News Flash: ECOSTRESS has now acquired over 140,000 scenes (after In Orbit Checkout)

ECOSTRESS is addressing  three overarching science questions:

  • How is the terrestrial biosphere responding to changes in water availability?
  • How do changes in diurnal vegetation water stress impact the global carbon cycle?
  • Can agricultural vulnerability be reduced through advanced monitoring of agricultural water consumptive use and improved drought estimation?

The ECOSTRESS mission is answering these questions by accurately measuring the temperature of plants.  Plants regulate their temperature by releasing water through tiny pores on their leaves called stomata.  If they have sufficient water they can maintain their temperature, but if there is insufficient water, their temperatures rise and this temperature rise can be measured with ECOSTRESS.  The images acquired by ECOSTRESS are the most detailed temperature images of the surface ever acquired from space and can be used to measure the temperature of an individual farmers field.

One of the core products that will be produced by ECOSTRESS team is the Evaporative Stress Index (ESI). ESI is a leading drought indicator - it can indicate that plants are stressed and that a drought is likely to occur providing the option for decision makers to take action. 

NASA's ECOSTRESS Drought Stress Comparison

Southern California Fires

The Western United States has been entrenched in an Extreme and Exceptional drought that has extended from the summer and into the fall of 2020. NASA's ECOsystem Spaceborne Thermal Radiometer Experiment on Space Station (ECOSTRESS) imaged the drought on Oct. 16, 2020, and compared the same area to an image from ECOSTRESS taken a year earlier on Oct. 16, 2019. The bottom image shows the percentage change in plant water stress from 2019 to 2020.

The images at left zoom into the Arizona and New Mexico border and Navajo Nation Territory area, featuring the ECOSTRESS Evaporative Stress Index (ESI), which shows plant water stress. The inset images on the right zoom further into the region, showing circular agricultural fields that have been irrigated. Blue colors represent low stress and high water use, whereas red colors represent high stress and low water use. Irrigation is able to alleviate plant water stress in many of the fields while the surrounding landscape suffers from the drought, though numerous agricultural fields are shut down in the drought image.

The primary mission of ECOSTRESS, which launched to the International Space Station in June 2018, is to provide insight into plants' health, especially in a drought, by taking their temperature. Plants regulate their temperature by releasing water through tiny pores on their leaves. With sufficient water, they can maintain their temperature. When they lack water, their temperatures rise; ECOSTRESS can measure this change.

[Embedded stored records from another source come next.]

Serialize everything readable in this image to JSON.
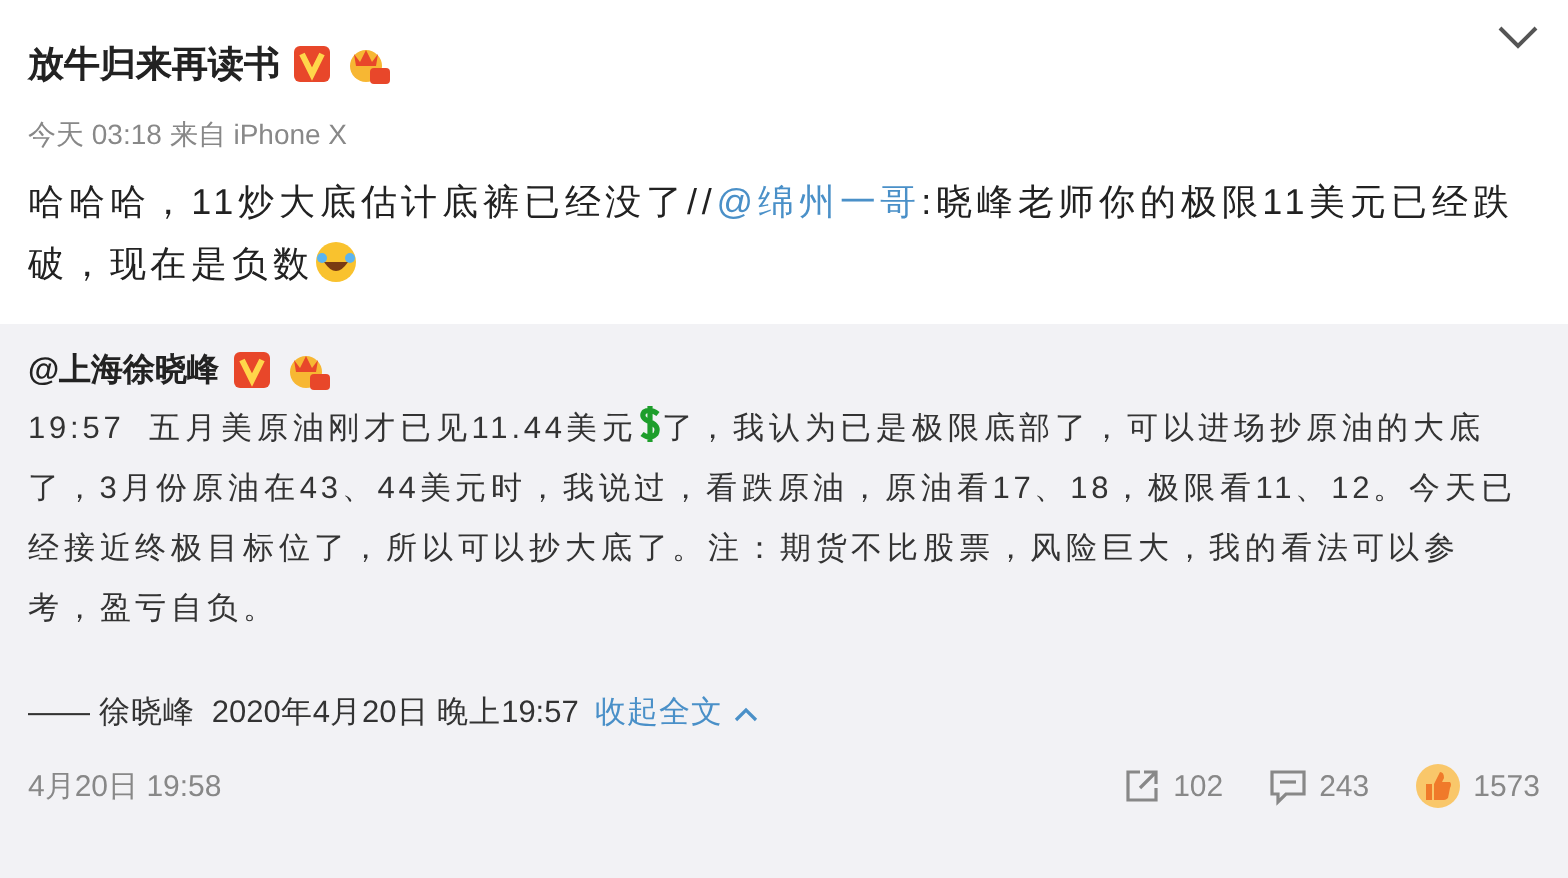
{
  "post": {
    "author": "放牛归来再读书",
    "meta": "今天 03:18 来自 iPhone X",
    "body": [
      {
        "kind": "text",
        "text": "哈哈哈，11炒大底估计底裤已经没了//"
      },
      {
        "kind": "mention",
        "text": "@绵州一哥"
      },
      {
        "kind": "text",
        "text": ":晓峰老师你的极限11美元已经跌破，现在是负数"
      },
      {
        "kind": "emoji"
      }
    ]
  },
  "repost": {
    "author": "@上海徐晓峰",
    "body": [
      {
        "kind": "text",
        "text": "19:57  五月美原油刚才已见11.44美元"
      },
      {
        "kind": "emoji"
      },
      {
        "kind": "text",
        "text": "了，我认为已是极限底部了，可以进场抄原油的大底了，3月份原油在43、44美元时，我说过，看跌原油，原油看17、18，极限看11、12。今天已经接近终极目标位了，所以可以抄大底了。注：期货不比股票，风险巨大，我的看法可以参考，盈亏自负。"
      }
    ],
    "signature": "—— 徐晓峰  2020年4月20日 晚上19:57",
    "collapse": "收起全文",
    "date": "4月20日 19:58",
    "stats": [
      {
        "kind": "share",
        "count": "102"
      },
      {
        "kind": "comment",
        "count": "243"
      },
      {
        "kind": "like",
        "count": "1573"
      }
    ]
  }
}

Managed by Caltech in Pasadena, California, NASA's Jet Propulsion Laboratory built and manages the ECOSTRESS mission for the Earth Science Division in the Science Mission Directorate at NASA Headquarters in Washington. ECOSTRESS is an Earth Venture Instrument mission; the program is managed by NASA's Earth System Science Pathfinder program at NASA's Langley Research Center in Hampton, Virginia. Future studies could use ECOSTRESS data products in a similar fashion as ESI was used to assess the drought pictured above.

For information on Earth science activities aboard the International Space Station, visit: